Woman hiking on a Colorado trail - HelloTrail

Features to Consider

Toe Protection

Toe caps are a great way to ensure you don’t jam your toes or bruise your feet from contact with rocks, roots, and other trail obstacles. Hiking shoes are typically designed with toe caps whereas trail runners, for example, are often designed without.

If you’re a true minimalist hiker in the backcountry you could forego toe protection but otherwise, it is highly recommended.

Waterproof or Not

While this is sort of a no-brainer when discussing hiking boots unless you strictly hike in dry, arid conditions, hiking shoes don’t necessarily offer standard waterproofing on their products — although you are usually given the option to opt-in.

A waterproof, breathable membrane is highly recommended for stream crossings, muddy trails, and unexpected rainfall, but because hiking shoes boast a typically low-cut profile, a waterproof layer on a hiking shoe doesn’t offer as much protection as it does on a hiking boot, so the decision really comes down to personal preference.

A waterproof layer adds weight and will also increase the cost of a hiking shoe, but will prevent your feet from getting wet.
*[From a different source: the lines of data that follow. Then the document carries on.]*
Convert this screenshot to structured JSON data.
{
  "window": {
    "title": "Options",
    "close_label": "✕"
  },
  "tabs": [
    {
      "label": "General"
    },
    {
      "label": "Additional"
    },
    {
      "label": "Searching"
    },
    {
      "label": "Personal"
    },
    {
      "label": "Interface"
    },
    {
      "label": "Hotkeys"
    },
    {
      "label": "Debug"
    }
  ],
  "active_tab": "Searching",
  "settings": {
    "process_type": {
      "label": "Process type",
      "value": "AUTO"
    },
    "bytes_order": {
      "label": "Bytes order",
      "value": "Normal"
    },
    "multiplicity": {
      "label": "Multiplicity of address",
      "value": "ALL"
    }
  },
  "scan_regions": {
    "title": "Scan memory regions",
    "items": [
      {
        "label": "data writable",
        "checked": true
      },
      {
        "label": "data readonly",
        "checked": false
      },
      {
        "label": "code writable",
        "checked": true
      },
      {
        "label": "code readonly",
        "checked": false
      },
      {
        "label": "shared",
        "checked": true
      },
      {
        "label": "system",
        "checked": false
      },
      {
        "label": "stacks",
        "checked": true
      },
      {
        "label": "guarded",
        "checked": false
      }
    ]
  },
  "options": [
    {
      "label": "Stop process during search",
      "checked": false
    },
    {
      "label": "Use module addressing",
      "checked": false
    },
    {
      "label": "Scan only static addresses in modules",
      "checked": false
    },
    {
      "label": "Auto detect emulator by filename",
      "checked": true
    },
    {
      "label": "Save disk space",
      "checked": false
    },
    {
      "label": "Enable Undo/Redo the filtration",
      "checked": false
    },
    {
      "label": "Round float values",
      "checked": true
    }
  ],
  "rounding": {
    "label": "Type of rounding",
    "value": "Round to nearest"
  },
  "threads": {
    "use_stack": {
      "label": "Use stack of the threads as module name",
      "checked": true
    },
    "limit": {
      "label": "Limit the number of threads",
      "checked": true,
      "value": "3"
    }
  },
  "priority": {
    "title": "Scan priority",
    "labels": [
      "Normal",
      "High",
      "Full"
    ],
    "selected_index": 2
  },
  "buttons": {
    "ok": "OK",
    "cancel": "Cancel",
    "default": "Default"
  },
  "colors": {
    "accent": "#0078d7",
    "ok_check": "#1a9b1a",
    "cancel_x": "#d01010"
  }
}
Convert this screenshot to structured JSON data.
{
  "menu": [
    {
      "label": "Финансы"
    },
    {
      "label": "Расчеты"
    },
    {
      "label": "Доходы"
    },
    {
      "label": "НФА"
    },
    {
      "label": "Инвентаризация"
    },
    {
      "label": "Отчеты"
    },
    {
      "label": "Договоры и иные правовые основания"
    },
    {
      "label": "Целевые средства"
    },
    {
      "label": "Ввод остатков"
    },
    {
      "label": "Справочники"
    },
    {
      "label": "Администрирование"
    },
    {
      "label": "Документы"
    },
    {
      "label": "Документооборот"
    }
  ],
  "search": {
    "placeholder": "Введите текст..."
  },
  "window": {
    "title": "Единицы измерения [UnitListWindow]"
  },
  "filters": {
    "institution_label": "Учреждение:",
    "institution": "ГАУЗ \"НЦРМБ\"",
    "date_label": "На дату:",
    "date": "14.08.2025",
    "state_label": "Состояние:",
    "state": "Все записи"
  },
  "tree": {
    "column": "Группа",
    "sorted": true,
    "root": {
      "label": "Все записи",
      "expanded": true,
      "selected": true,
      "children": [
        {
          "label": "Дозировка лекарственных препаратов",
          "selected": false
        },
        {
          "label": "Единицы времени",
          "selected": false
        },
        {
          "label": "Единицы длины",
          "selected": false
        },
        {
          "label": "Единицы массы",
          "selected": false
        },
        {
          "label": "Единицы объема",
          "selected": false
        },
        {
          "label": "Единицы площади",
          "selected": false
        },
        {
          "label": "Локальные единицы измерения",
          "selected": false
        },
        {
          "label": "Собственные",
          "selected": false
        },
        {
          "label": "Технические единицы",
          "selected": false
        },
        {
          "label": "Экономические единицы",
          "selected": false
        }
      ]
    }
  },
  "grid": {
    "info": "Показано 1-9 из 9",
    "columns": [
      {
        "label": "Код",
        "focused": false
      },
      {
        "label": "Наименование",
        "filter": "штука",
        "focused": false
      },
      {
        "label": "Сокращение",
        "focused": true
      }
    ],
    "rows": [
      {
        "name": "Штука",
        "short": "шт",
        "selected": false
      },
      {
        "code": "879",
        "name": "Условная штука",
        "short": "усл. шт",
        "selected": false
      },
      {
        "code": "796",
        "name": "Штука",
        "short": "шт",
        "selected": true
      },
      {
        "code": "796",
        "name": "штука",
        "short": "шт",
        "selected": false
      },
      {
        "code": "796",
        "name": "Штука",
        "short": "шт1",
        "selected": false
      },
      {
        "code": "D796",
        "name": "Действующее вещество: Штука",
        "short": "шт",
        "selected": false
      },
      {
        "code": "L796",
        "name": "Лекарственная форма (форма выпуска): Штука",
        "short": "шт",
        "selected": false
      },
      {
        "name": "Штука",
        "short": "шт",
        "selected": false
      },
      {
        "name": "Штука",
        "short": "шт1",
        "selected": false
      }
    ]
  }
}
Gore-Tex is the most common form of waterproofing available.

Wrapping It Up…

Whether you’re strolling through your local city park or packing up to hit the backcountry for an afternoon in nature, you’re going to need the right footwear to get you to your final destination.

Hiking shoes fill the perfect gap between city wear and burly boots making them great to wear every day. They even serve as the ultimate solution for that casual hiker or perhaps the most minimalist backpacker who prefers to keep things light in any conditions.

This guide to the best hiking shoes for beginners should help get you started in the right direction — but whichever trail you choose to take, don’t forget to stop and look around.

Hiking Shoes for Beginners - HelloTrail

Beginner Hiking Shoes FAQ

Is it okay to wear running shoes for hiking?

Absolutely! Now, this really depends on the type of trail you’ll be tackling. If it’s a well-maintained trail without a lot of obstacles, running shoes should be fine. They’re light and comfy and perfect for such conditions. But if we’re talking about rocky, uneven terrain, or slippery slopes, running shoes might lack the needed ankle support and robust soles. In these situations, proper hiking shoes or boots would be safer and more comfortable.

Do hiking shoes make a difference?

A good pair of hiking shoes can make a huge difference. Speaking from personal experience, a good pair of hiking shoes is like a reliable old friend. They provide support, protection, and comfort. They’re designed to handle a variety of terrains and weather conditions that you might encounter while hiking. Also, hiking shoes typically have better traction, sturdier soles, and more durable materials than regular shoes.

Should I buy hiking shoes a size bigger?

In general, it’s not a bad idea to go half a size to a full size bigger when it comes to hiking shoes. Why, you ask? Well, your feet tend to swell after hours of walking, and having that extra bit of space can keep your toes from hitting the front of the boots, especially during downhill hikes. But remember, too much extra space can cause blisters due to foot movement within the shoe. It’s a delicate balance, and trying on several pairs with your hiking socks is the best approach.

Should hiking shoes be light or heavy?

Ah, the age-old debate. The answer is – it depends. Light hiking shoes are fantastic for shorter, faster hikes or when you’re carrying a light pack. They’ll help you move swiftly and won’t weigh you down. On the other hand, heavier footwear is often more durable, offers more support and protection, and is great for longer treks with a heavier backpack.